But, he did it for his country, for the freedom of his family, and he would do it again today if he could.

As I think of what Allen’s service cost him, I remember two other veterans, my mother’s brothers, General and Henry Cato.

Both in their mid-twenties, Uncle General and Uncle Henry served in the Army during World War II. The first, shy and reserved, was drafted into service. The second, outgoing and fun-loving, enlisted – happy to fight for his country and to see the world outside of Crenshaw County.

Today I sit and read their letters home to family members who saved and cherished the heartfelt sentiments and memorabilia stuffed inside airmail envelopes. 

“It sure is purty country over here,” General said. “They say this war may be over soon and then we can come home.”

“Here are a few dollars,” Henry scribbled. “Buy little Vernice a treat for making good grades. And, set some by yourself Momma. I know you need it.”

They’ve both been gone for three decades, but I still read their letters and consider the different ways in which war and military service impacted their lives.

Henry laughed and talked of meeting Winston Churchill, telling us children how he chauffeured the great British Prime Minister around North Africa. For a country boy from Lapine, his time overseas was a once-in-a-lifetime experience.

But Uncle General wouldn’t speak about the war. We never learned what he did in Italy and Cicily. We knew only that war was hard, an awful thing, and something he hoped we would never experience first hand. 

I loved those men, and their stories changed the way I view military men and women. On Veterans Day, I think of them and of all the others, along with their families, who sacrificed for their country.

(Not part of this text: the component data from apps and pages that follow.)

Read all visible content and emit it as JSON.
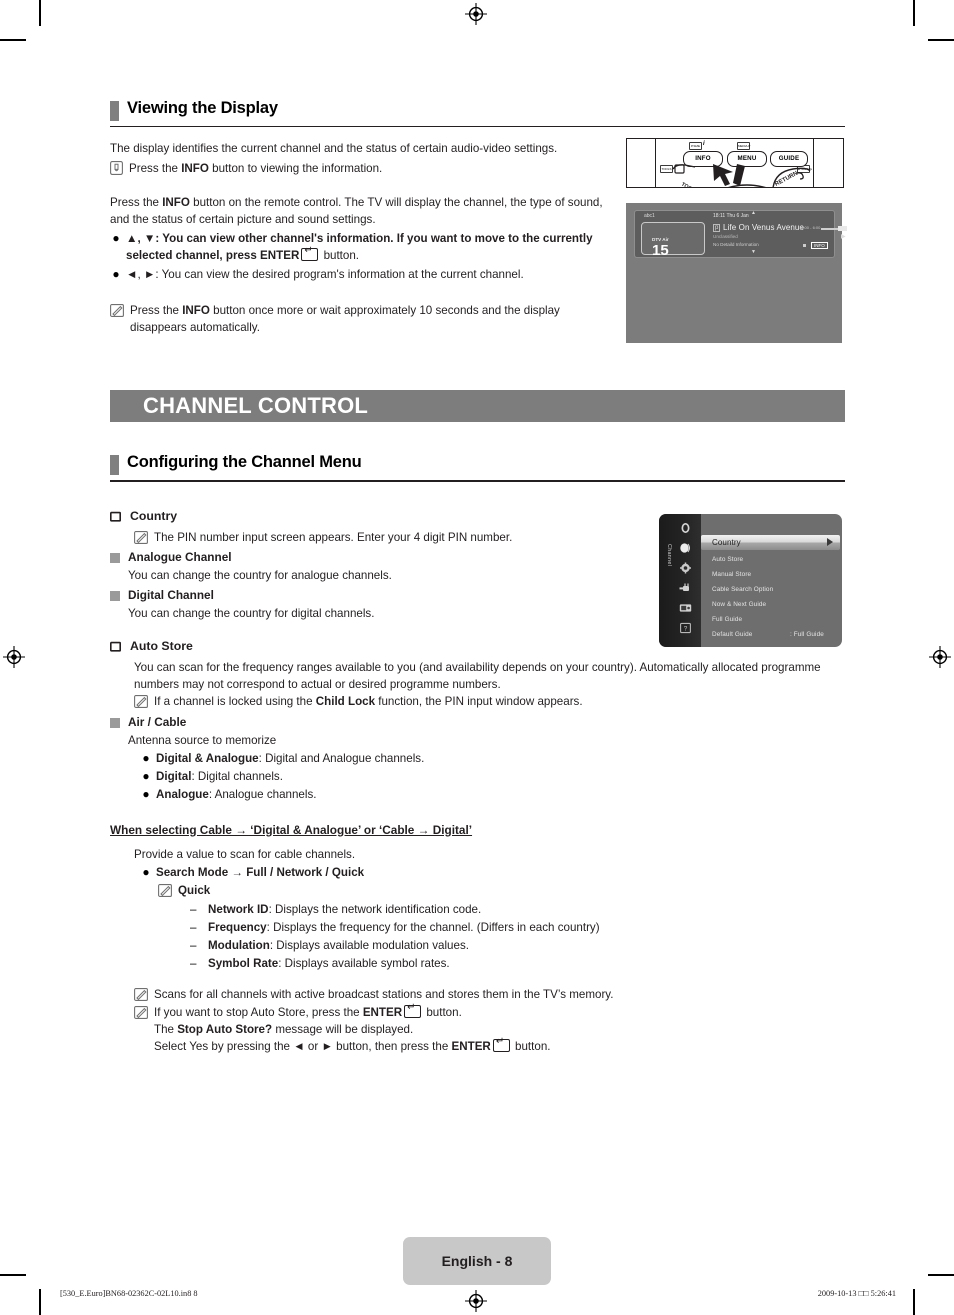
{
  "page": {
    "footer_label": "English - 8",
    "footer_left": "[530_E.Euro]BN68-02362C-02L10.in8   8",
    "footer_right": "2009-10-13   □□ 5:26:41"
  },
  "section1": {
    "heading": "Viewing the Display",
    "intro": "The display identifies the current channel and the status of certain audio-video settings.",
    "note1_a": "Press the ",
    "note1_b": "INFO",
    "note1_c": " button to viewing the information.",
    "para2_a": "Press the ",
    "para2_b": "INFO",
    "para2_c": " button on the remote control. The TV will display the channel, the type of sound, and the status of certain picture and sound settings.",
    "bullet1_a": "▲, ▼: You can view other channel's information. If you want to move to the currently selected channel, press ",
    "bullet1_b": "ENTER",
    "bullet1_c": " button.",
    "bullet2": "◄, ►: You can view the desired program's information at the current channel.",
    "note2_a": "Press the ",
    "note2_b": "INFO",
    "note2_c": " button once more or wait approximately 10 seconds and the display disappears automatically."
  },
  "band": {
    "title": "CHANNEL CONTROL"
  },
  "section2": {
    "heading": "Configuring the Channel Menu",
    "country": {
      "title": "Country",
      "note": "The PIN number input screen appears. Enter your 4 digit PIN number.",
      "sub1_title": "Analogue Channel",
      "sub1_text": "You can change the country for analogue channels.",
      "sub2_title": "Digital Channel",
      "sub2_text": "You can change the country for digital channels."
    },
    "autostore": {
      "title": "Auto Store",
      "text": "You can scan for the frequency ranges available to you (and availability depends on your country). Automatically allocated programme numbers may not correspond to actual or desired programme numbers.",
      "note_a": "If a channel is locked using the ",
      "note_b": "Child Lock",
      "note_c": " function, the PIN input window appears.",
      "sub_title": "Air / Cable",
      "sub_text": "Antenna source to memorize",
      "options": [
        {
          "label": "Digital & Analogue",
          "desc": ": Digital and Analogue channels."
        },
        {
          "label": "Digital",
          "desc": ": Digital channels."
        },
        {
          "label": "Analogue",
          "desc": ": Analogue channels."
        }
      ]
    },
    "cable": {
      "heading": "When selecting Cable → ‘Digital & Analogue’ or ‘Cable → Digital’",
      "text": "Provide a value to scan for cable channels.",
      "search_mode": "Search Mode → Full / Network / Quick",
      "quick": "Quick",
      "items": [
        {
          "label": "Network ID",
          "desc": ": Displays the network identification code."
        },
        {
          "label": "Frequency",
          "desc": ": Displays the frequency for the channel. (Differs in each country)"
        },
        {
          "label": "Modulation",
          "desc": ": Displays available modulation values."
        },
        {
          "label": "Symbol Rate",
          "desc": ": Displays available symbol rates."
        }
      ],
      "note1": "Scans for all channels with active broadcast stations and stores them in the TV’s memory.",
      "note2_a": "If you want to stop Auto Store, press the ",
      "note2_b": "ENTER",
      "note2_c": " button.",
      "note2_line2_a": "The ",
      "note2_line2_b": "Stop Auto Store?",
      "note2_line2_c": " message will be displayed.",
      "note2_line3_a": "Select Yes by pressing the ◄ or ► button, then press the ",
      "note2_line3_b": "ENTER",
      "note2_line3_c": " button."
    }
  },
  "remote_image": {
    "keys": [
      "INFO",
      "MENU",
      "GUIDE",
      "RETURN"
    ],
    "mini_labels": [
      "P.SIZE",
      "MEDIA.P",
      "TOOLS",
      "E.SAVING"
    ]
  },
  "tv_display_image": {
    "channel_name": "abc1",
    "clock": "18:11 Thu 6 Jan",
    "source": "DTV Air",
    "channel_number": "15",
    "rating": "p",
    "programme": "Life On Venus Avenue",
    "classification": "Unclassified",
    "detail": "No Detaild Information",
    "time_range": "18:00 - 6:00",
    "badge": "INFO"
  },
  "tv_menu_image": {
    "sidebar_label": "Channel",
    "items": [
      {
        "label": "Country",
        "value": "",
        "selected": true
      },
      {
        "label": "Auto Store",
        "value": "",
        "selected": false
      },
      {
        "label": "Manual Store",
        "value": "",
        "selected": false
      },
      {
        "label": "Cable Search Option",
        "value": "",
        "selected": false
      },
      {
        "label": "Now & Next Guide",
        "value": "",
        "selected": false
      },
      {
        "label": "Full Guide",
        "value": "",
        "selected": false
      },
      {
        "label": "Default Guide",
        "value": ": Full Guide",
        "selected": false
      }
    ]
  },
  "colors": {
    "band_bg": "#7d7d7d",
    "heading_bar": "#808080",
    "footer_badge": "#c8c8c8",
    "text": "#231f20"
  }
}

I’m grateful for the ones we celebrate on Veterans Day and for the freedom they ensured with their service.